Diagnosing the proverbial “brown spot” in a lawn can drive even a seasoned professional crazy. There are just so many things that can cause the lawn to turn brown and die in a spot. One thing that you never want to do is apply a control material without knowing exactly what the problem is. If you apply the wrong material, you may end up causing more problems than you are trying to solve. So, where do you start? Have you been watering correctly? This is the most common cause. Lack of water and skips in the irrigation system will cause yellowing and spots. Plus, other problems can become worse if the lawn is not watered properly. Over watering can also yellow a lawn and kill trees and shrubs. What about mowing? If the lawn is mowed too short or not often enough, brown spots can often appear. Is it a problem from pets? Both dogs and cats can cause spots . . . even if you don’t own one of your own. If all of that has been taken care of we can start to look at disease and insects. While there are millions of insects in the world, only two or three of them will cause damage to the lawn. So, it is pretty easy to know what to look for. Diseases are a little harder to pick out, but again, there are only a relative few that routinely cause damage, so knowing the symptoms and signs can help to narrow down the cause. The bottom line is – there are too many different things that may cause a brown spot in the lawn. Take the time needed to properly diagnose the problem before jumping in to starting to control something. You’ll be glad you did.

 

14) Aeration – Who should get it done and how often?

Every lawn can benefit from aeration. It is suggested that a lawn be aerated at least every other year, but preferably every year. Spring and fall are the ideal times to have your lawn aerated because there is typically more moisture in the soil. Fall is often mentioned as a “better” time only because of the high level of activity of the root system.

 

15) Will aerating my lawn control thatch?

Core aeration brings cores of soil up from below the lawn surface and we recommend that these cores be mowed back into the lawn. By allowing the cores to mix back into the lawn surface the soil adds back microbial agents which are needed to control thatch. This is not an immediate fix for a serious thatch problem, but is the best way to manage a thatch condition.

 

 

16) What can I do to help with pet spots in my lawn?
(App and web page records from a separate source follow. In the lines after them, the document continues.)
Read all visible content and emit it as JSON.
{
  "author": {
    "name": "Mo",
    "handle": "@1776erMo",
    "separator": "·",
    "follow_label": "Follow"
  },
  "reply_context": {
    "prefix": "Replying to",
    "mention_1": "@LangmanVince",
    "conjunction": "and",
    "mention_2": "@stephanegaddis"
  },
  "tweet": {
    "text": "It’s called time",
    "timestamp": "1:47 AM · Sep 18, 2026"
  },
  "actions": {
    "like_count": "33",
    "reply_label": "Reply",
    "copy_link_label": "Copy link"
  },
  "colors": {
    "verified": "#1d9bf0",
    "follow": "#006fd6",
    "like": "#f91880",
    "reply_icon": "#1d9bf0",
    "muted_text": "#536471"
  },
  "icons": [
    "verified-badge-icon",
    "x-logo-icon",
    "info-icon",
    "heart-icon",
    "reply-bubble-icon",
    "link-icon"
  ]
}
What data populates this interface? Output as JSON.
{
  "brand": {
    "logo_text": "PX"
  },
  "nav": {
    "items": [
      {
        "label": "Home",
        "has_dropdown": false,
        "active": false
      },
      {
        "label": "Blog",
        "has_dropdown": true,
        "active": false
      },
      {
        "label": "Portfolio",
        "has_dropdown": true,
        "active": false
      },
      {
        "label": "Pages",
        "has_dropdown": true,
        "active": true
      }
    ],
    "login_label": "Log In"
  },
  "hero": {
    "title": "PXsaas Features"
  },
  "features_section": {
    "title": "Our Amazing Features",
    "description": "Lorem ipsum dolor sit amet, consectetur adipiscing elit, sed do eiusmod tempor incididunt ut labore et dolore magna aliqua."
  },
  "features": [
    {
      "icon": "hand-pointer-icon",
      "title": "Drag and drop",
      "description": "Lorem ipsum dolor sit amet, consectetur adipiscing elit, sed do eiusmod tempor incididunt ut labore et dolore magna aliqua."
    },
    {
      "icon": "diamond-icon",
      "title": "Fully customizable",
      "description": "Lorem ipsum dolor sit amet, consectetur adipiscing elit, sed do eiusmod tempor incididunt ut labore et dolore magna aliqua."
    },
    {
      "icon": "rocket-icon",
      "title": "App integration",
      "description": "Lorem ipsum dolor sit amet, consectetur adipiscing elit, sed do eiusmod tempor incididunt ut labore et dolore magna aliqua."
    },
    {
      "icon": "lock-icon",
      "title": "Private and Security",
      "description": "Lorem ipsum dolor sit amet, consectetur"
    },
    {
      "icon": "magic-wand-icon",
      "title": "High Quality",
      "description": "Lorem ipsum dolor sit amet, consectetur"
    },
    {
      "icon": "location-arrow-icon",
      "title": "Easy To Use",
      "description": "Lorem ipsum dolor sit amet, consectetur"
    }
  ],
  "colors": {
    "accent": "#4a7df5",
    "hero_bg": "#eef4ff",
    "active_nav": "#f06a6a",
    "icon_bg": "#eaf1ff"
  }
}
Along with excessively watering areas affected to help flush out the ammonia, sprinkle some garden lime on the area and water it in generously. The garden lime will help fade the pet spots quicker by lowering the acid levels in the soil. This along with regular fertilizing will help the affected areas recover faster.